Turning away from email, my final story covers data warehousing for a large, web-focused marketing company. Their OLTP (Online Transaction Processing) database that backs the website runs on Oracle. They need a separate place to run intensive data-mining queries and transformations that are not appropriate for the OLTP system, for which the typical solution is an Operational Data Store (ODS), a type of data warehouse. Initially this was another Oracle instance on a single server. When the size of the dataset grew beyond the capacity of the server, a decision had to be made. A server with enough memory and CPU power to handle the load would have exceeded the Oracle product license, but purchasing additional licenses was cost-prohibitive. The solution was two-fold: convert the ODS to the open source PostgreSQL server, and put it on two systems instead of one. The conversion to PostgreSQL is outside the scope of this article, but the decision to use two servers provides several distinct advantages. First, they are not set up as master/slave, which keeps the setup simple. They both replicate from Oracle in parallel, having no awareness of one another. This works fine since the data-mining queries are essentially read-only (some jobs do data transformations, but they operate on temporary tables.) Second, both systems are fast enough to handle the entire operational load, so if one system is down, all its jobs can be shifted to the other with no degradation of service to users. Third, upgrades to PostgreSQL can be tested with live data without disrupting service, as jobs can again be shifted away from the instance being upgraded. Under normal circumstances, both servers are used for production work, yielding the best return on investment.

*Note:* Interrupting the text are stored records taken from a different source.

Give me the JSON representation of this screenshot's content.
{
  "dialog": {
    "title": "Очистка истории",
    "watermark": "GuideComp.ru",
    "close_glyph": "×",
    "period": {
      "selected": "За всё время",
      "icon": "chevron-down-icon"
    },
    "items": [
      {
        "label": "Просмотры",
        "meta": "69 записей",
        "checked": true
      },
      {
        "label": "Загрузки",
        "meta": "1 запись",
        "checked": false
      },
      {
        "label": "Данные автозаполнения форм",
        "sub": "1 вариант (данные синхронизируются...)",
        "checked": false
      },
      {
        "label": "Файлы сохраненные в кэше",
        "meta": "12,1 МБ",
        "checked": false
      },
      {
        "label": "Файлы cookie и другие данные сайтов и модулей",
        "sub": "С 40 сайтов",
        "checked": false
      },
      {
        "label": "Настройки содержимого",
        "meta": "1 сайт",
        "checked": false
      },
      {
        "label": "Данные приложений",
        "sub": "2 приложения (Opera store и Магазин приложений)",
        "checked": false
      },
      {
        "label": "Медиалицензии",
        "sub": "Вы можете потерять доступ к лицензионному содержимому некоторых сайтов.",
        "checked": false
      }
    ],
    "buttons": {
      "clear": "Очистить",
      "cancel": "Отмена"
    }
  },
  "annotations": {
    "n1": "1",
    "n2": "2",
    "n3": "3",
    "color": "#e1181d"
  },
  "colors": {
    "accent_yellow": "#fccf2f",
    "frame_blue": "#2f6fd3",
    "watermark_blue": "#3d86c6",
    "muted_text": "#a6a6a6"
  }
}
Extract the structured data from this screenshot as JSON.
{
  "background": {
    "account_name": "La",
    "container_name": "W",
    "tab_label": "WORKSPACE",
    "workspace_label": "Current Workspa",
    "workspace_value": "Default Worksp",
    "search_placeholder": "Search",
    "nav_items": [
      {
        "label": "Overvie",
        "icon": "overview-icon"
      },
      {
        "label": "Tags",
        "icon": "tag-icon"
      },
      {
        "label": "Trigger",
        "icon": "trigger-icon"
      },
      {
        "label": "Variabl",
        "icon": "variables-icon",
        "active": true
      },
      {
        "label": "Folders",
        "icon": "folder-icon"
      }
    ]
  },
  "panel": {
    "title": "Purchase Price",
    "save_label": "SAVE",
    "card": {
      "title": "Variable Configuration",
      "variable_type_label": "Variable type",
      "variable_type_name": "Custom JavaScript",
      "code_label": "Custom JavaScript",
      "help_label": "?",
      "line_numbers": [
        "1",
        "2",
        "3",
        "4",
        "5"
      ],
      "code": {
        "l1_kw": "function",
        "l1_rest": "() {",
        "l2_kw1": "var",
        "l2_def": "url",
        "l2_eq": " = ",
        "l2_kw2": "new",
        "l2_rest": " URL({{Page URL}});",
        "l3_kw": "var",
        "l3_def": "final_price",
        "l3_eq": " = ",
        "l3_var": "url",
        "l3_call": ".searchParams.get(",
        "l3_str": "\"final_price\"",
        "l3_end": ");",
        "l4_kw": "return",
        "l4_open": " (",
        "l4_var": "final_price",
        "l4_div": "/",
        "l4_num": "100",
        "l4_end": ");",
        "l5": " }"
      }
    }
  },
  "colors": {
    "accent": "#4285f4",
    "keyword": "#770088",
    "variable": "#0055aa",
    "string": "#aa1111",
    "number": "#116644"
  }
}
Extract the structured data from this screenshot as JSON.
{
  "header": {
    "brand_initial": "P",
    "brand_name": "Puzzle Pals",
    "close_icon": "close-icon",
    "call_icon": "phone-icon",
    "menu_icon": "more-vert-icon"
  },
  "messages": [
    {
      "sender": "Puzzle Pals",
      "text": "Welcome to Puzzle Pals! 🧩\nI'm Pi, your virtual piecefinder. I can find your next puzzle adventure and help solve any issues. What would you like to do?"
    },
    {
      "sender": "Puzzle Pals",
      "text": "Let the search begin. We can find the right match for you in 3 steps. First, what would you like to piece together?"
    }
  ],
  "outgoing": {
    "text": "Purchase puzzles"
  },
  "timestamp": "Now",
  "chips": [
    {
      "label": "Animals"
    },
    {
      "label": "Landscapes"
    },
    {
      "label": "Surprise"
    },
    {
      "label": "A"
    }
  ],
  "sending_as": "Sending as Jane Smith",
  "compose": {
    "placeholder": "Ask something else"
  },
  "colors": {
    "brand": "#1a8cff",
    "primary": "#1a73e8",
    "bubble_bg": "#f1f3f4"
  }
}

These stories illustrate the advantages of expecting failure and engineering around it to create robust internet architectures. Failure is inevitable, but dire consequences need not be.